Dasain has come and gone, the lilting strings of the Malshri Raga evoking the impermanence of this family festival. For a brief week, the temporary, informal ceasefire allowed us all to pretend that harmony had returned to the land.
It was a public relations plus point for the Maoists to announce on the eve of Dasain that they were unilaterally halting offensive action. It forced the government to reciprocate, which it did with extreme reluctance. Now, even this uneasy truce is over and nobody knows what lies in store.
If the Terrorism and Disruptive Activities (Control and Punishment) Ordinance promulgated last week is any indication, we are headed for a long winter of discontent as the security agencies seem determined to force all political opposition into submission.
Ever since TADO was passed by the parliament, it has been shrouded in a thick cloud of controversy. Human Rights activists objected to the provision under which security officials can put anybody in preventive detention for up to 90 days. After the dissolution of the parliament in early 2002, successive governments have been re-promulgating the act as ordinances with all provisions intact.
And the security forces have been using its preventive detention powers with full impunity. In fact, suspects freed on judicial order have immediately been re-arrested sometimes right from the court premises.
With the recent amendment in the act through an ordinance, the period of power to arrest and detain a suspect has been increased to one year. To detain any suspect for an initial six months, the designated officer doesn't even need a second opinion, he can arrest anybody on his own discretion. To extend the period of detention by another six months, he doesn't need permission of a court of law, just the concurrence of the Home Ministry.

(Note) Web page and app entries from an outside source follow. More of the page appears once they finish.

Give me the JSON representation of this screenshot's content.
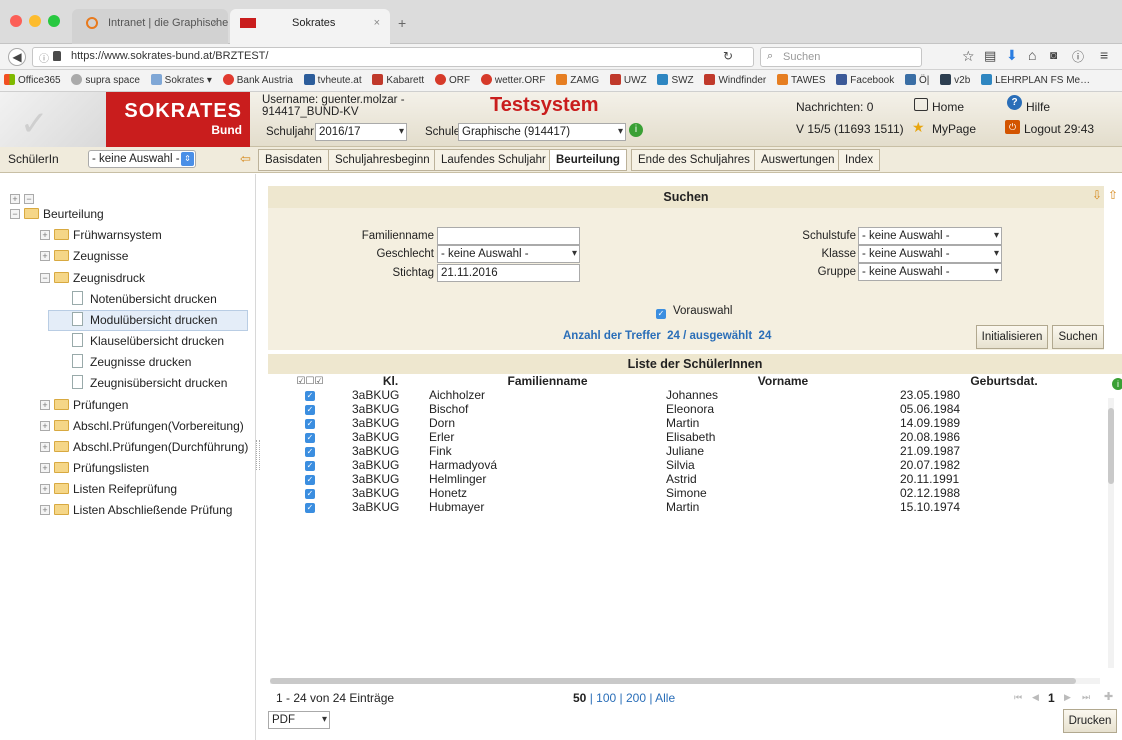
{
  "browser": {
    "tabs": [
      {
        "label": "Intranet | die Graphische"
      },
      {
        "label": "Sokrates"
      }
    ],
    "url": "https://www.sokrates-bund.at/BRZTEST/",
    "search_placeholder": "Suchen",
    "bookmarks": [
      "Office365",
      "supra space",
      "Sokrates",
      "Bank Austria",
      "tvheute.at",
      "Kabarett",
      "ORF",
      "wetter.ORF",
      "ZAMG",
      "UWZ",
      "SWZ",
      "Windfinder",
      "TAWES",
      "Facebook",
      "Ö|",
      "v2b",
      "LEHRPLAN FS Me…"
    ]
  },
  "header": {
    "logo_main": "SOKRATES",
    "logo_sub": "Bund",
    "username": "Username: guenter.molzar - 914417_BUND-KV",
    "schuljahr_label": "Schuljahr",
    "schuljahr_value": "2016/17",
    "schule_label": "Schule",
    "schule_value": "Graphische (914417)",
    "system": "Testsystem",
    "nachrichten": "Nachrichten: 0",
    "version": "V 15/5 (11693 1511)",
    "home": "Home",
    "hilfe": "Hilfe",
    "mypage": "MyPage",
    "logout": "Logout 29:43"
  },
  "schueler_select": {
    "label": "SchülerIn",
    "value": "- keine Auswahl -"
  },
  "nav_tabs": [
    "Basisdaten",
    "Schuljahresbeginn",
    "Laufendes Schuljahr",
    "Beurteilung",
    "Ende des Schuljahres",
    "Auswertungen",
    "Index"
  ],
  "tree": {
    "root": "Beurteilung",
    "items": [
      "Frühwarnsystem",
      "Zeugnisse",
      "Zeugnisdruck",
      "Notenübersicht drucken",
      "Modulübersicht drucken",
      "Klauselübersicht drucken",
      "Zeugnisse drucken",
      "Zeugnisübersicht drucken",
      "Prüfungen",
      "Abschl.Prüfungen(Vorbereitung)",
      "Abschl.Prüfungen(Durchführung)",
      "Prüfungslisten",
      "Listen Reifeprüfung",
      "Listen Abschließende Prüfung"
    ]
  },
  "search": {
    "title": "Suchen",
    "familienname_label": "Familienname",
    "familienname_value": "",
    "geschlecht_label": "Geschlecht",
    "geschlecht_value": "- keine Auswahl -",
    "stichtag_label": "Stichtag",
    "stichtag_value": "21.11.2016",
    "schulstufe_label": "Schulstufe",
    "schulstufe_value": "- keine Auswahl -",
    "klasse_label": "Klasse",
    "klasse_value": "- keine Auswahl -",
    "gruppe_label": "Gruppe",
    "gruppe_value": "- keine Auswahl -",
    "vorauswahl": "Vorauswahl",
    "treffer": "Anzahl der Treffer  24 / ausgewählt  24",
    "init_button": "Initialisieren",
    "search_button": "Suchen"
  },
  "list": {
    "title": "Liste der SchülerInnen",
    "select_header": "☑☐☑",
    "columns": [
      "Kl.",
      "Familienname",
      "Vorname",
      "Geburtsdat."
    ],
    "rows": [
      {
        "kl": "3aBKUG",
        "familienname": "Aichholzer",
        "vorname": "Johannes",
        "geburtsdat": "23.05.1980"
      },
      {
        "kl": "3aBKUG",
        "familienname": "Bischof",
        "vorname": "Eleonora",
        "geburtsdat": "05.06.1984"
      },
      {
        "kl": "3aBKUG",
        "familienname": "Dorn",
        "vorname": "Martin",
        "geburtsdat": "14.09.1989"
      },
      {
        "kl": "3aBKUG",
        "familienname": "Erler",
        "vorname": "Elisabeth",
        "geburtsdat": "20.08.1986"
      },
      {
        "kl": "3aBKUG",
        "familienname": "Fink",
        "vorname": "Juliane",
        "geburtsdat": "21.09.1987"
      },
      {
        "kl": "3aBKUG",
        "familienname": "Harmadyová",
        "vorname": "Silvia",
        "geburtsdat": "20.07.1982"
      },
      {
        "kl": "3aBKUG",
        "familienname": "Helmlinger",
        "vorname": "Astrid",
        "geburtsdat": "20.11.1991"
      },
      {
        "kl": "3aBKUG",
        "familienname": "Honetz",
        "vorname": "Simone",
        "geburtsdat": "02.12.1988"
      },
      {
        "kl": "3aBKUG",
        "familienname": "Hubmayer",
        "vorname": "Martin",
        "geburtsdat": "15.10.1974"
      }
    ],
    "pager_info": "1 - 24 von 24 Einträge",
    "page_sizes": [
      "50",
      "100",
      "200",
      "Alle"
    ],
    "current_page": "1",
    "format": "PDF",
    "print_button": "Drucken"
  },
  "colors": {
    "brand": "#c91d1d",
    "accent": "#2a6eb8",
    "panel": "#eee7cf"
  }
}
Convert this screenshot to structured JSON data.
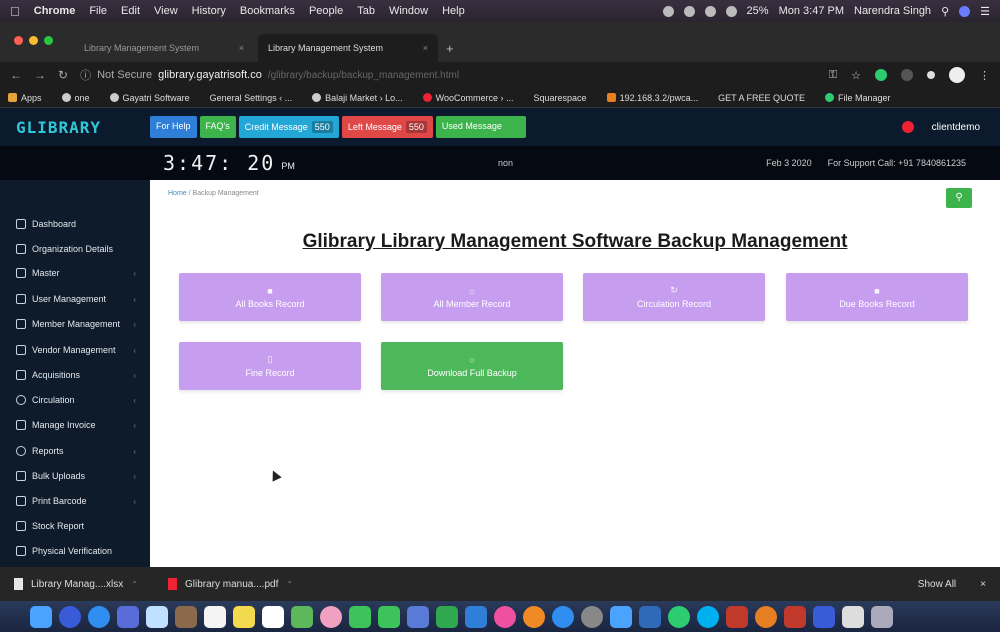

We understand the 'Unified Command' had wanted premier Surya Bahadur Thapa to recommend this amendment to the king for promulgation, but Thapa resisted long enough to be ousted. His successor, Sher Bahadur Deuba, has proved to be much more pliant: the amendment has been made through an executive decision without even the pretence of a public debate. As is his wont, Deuba seems to have signed on the dotted line without thinking of the implications.
If the experience of the past two-and-half years are anything to go by, TADO will have very little impact on the insurgency. Nearly everywhere outside Kathmandu Valley, the local administration is confined to the district headquarters and elsewhere the Maoist writ runs large. So who is this draconian ordinance aimed at? Inevitably it will be local political party activists who are keeping the facade of multi-party politics alive in the district headquarters, urban centres and Kathmandu Valley. Their fate will be in the hands of the Chief District Officer.
The amendment and re-promulgation of this ordinance have been done on recommendation of the council of ministers, but its UML members seem to have failed to realise the potential of misuse against their own cadre in the countryside. When (it is no longer a question of 'if') the UML is evicted from Singha Darbar and forced to hit the streets again, its leaders will rue the day they signed what is in effect warrants for their own arrests.
Amidst all this, the agenda for peace has been pushed further into the background. Deuba now wants an election instead, the one he had announced he was going to hold in November 2002. Terrorising the opposition with TADO may be one of the necessary preparations for the kind of election his sponsors have in mind.
Apart from the security forces, the Maoists will be the biggest beneficiaries of this toughened TADO. It gives them fresh ammunition against the legitimacy of a government of royal nominees and insist on negotiations directly with the king. A stronger Maoist fold only means one thing: the prospects of peace will remain as doubtful as ever.